“If, however, you compliment and acknowledge people, thank them, and are friendly… you unlock people’s genius.” This was lacking in South Africa where there is self-acknowledgement; people greeting each other saying “I’m fine, but busy”, imply they are important and in demand. Or students saying: “I’m fine, but tired”, meaning they are having such a great life they do not get time to sleep.

“We should not be afraid to compliment each other – it unlocks potential. Everyone is fighting his or her own battle – some are massive, some small.

“As a leader, your kindness you can save lives. At least 25% of our students are living with anxiety. It is your job, as the leader, to help them manage that anxiety.”

We need to use our intellect to instil hope and eradicate poverty

There is a high premium on success that often means setting and achieving objectives. In this context, Professor Cloete quotes Victor Frankl: “You must always have something yet significant to do in the future.”

Life, he says, is more than achieving success; it is also about living a significant life.

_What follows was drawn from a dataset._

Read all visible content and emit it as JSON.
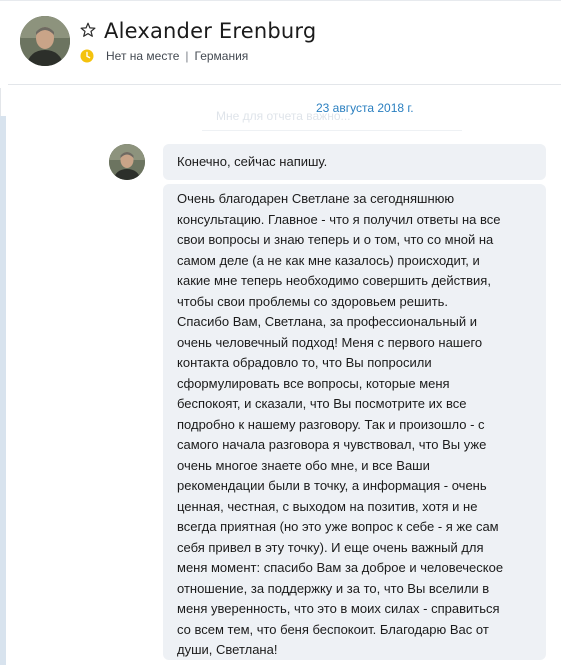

“We are fortunate as leaders, as educators, to be in a position to help others achieve their objectives.

“We make decisions every day – they should be based on what will make staff and students more successful because that is the success of a university”. Happiness, the professor said, is a second order thing in that it follows doing other things right; helping others achieve their goals.

He outlined four kinds of hope in South Africa.

  1. The millions have lost hope, are hopeless.
  2. Those who have been denied hope. “They were promised a future that’s not going how they anticipated. They are angry, they protest on our campuses, and I understand it.
  3. Hope deferred – where people think things will improve.
  4. Hope realised. “You need a vision, a plan and action to realise hope. It’s what we need.

He said: “Every time a student graduates form our universities, it’s hope realised. We have changed the life of that student and their family forever. It is a huge responsibility. What about the vulnerable people who have lost hope? It is our responsibility to change that. We are the intellectuals leading the country from an intellectual perspective. We have to apply our minds to make sure that poverty decreases.

“We cannot continue along the trajectory of poverty in this country. It is intolerable. We need to sort it out. We do not need to wait for the government to do it. We need to apply our minds to sort it out. Entrepreneurship will help us to do that. “

Prof Cloete believes that to return civility to the world, everyone needs respect; “for yourself; for other people; for the planet.” Respect, he says, is important because it creates a space for diversity and difference.

We have a joint responsibility to make South Africa a better place

Ending his presentation, Prof Cloete said: “My vision is a smile on everyone’s face and a Clean T-shirt. The Clean T-shirt symbolises enough food, shelter, love and will take a bit longer to get. But you can bring a smile to someone’s face today; make life more tolerable for them today.

“Every day I ask myself what I’m doing to help people be happier. We are all in a position of privilege. We are strong. What are we doing make South Africa a better place for all its people? It’s our responsibility.”

Through ELW 2021, the EDHE Programme was looking to achieve a shared understanding among DVCs and other executive university leaders, on the characteristics of entrepreneurial universities in the South African context; to equip and strengthen the DVCs to promote entrepreneurship at their universities and engage in institutional entrepreneurship policy development work as relevant to their contexts; to instil in DVCs a clear understanding of their role as executive leaders at their institutions and, ultimately, to increase the number of universities with entrepreneurship development policies.

ELW 2020, which was delivered in the form of a design thinking workshop, specifically explored the pivotal role that could be played by Deputy Vice-Chancellors and Vice-Rectors in establishing an entrepreneurial culture on campuses.

Charmain Naidoo is a contract writer for Universities South Africa.